It has been shown that even corn, which can be grown by the millions of tons, takes a lot of water to convert to a fuel additive. That is what has caused the demise of the ethanol plants that sprouted up as fast as a corn crop in the midwest a couple of years ago. Just inquire of the owners of those idle plants to see what the real situation is and compare that to what exists in Alamogordo. Those places sit idle because corn is more valuable as an animal feed or for use as food for people. The key is the water used for creation of the ethanol. The amount of water needed would make it virtually impossible to be a viable alternative in a desert environment. Unless, of course, you want to leave a few hundred people to run the plant and send everyone else to live elsewhere because they would have no water.The amount of this plant available worldwide for this is stunning. And almost everywhere it grows, it is currently a problem. Financing the control of cattails and similar weeds through the biofuels market would go a long ways toward stopping desertification, simply by removing the dessication machines and siltation machines that are causing it. This fuel resource is terrifyingly renewable.

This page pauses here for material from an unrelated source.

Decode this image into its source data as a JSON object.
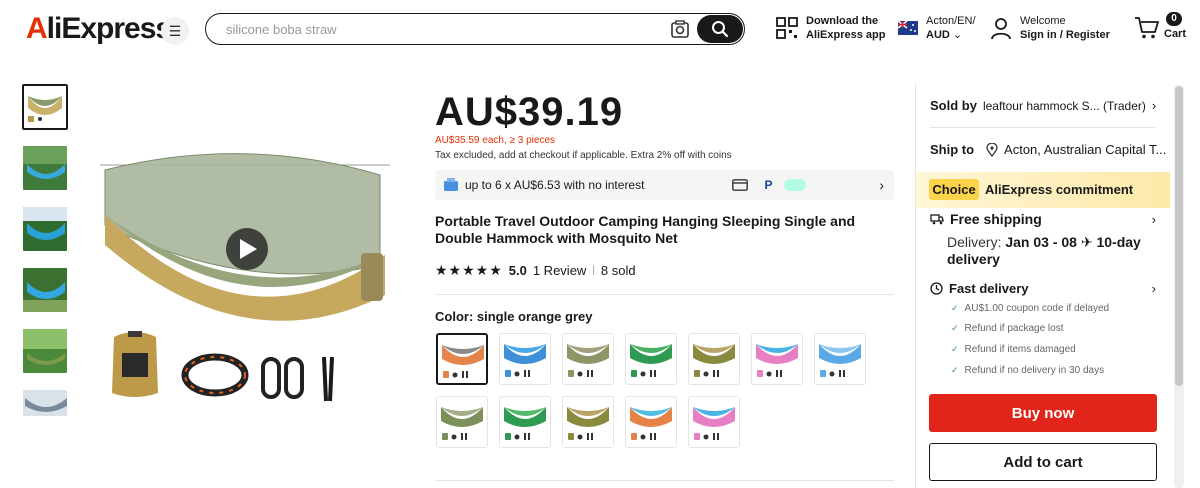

There are other plants, like sugarcane that is used in Brazil, that can grow abundantly and are not as harmful as the weed-like cattails. But even that crop needs water in amounts not available in the desert. When you can't insure enough water for the people in the area or their livestock, how can you entertain the prospects of an ethanol processing plant?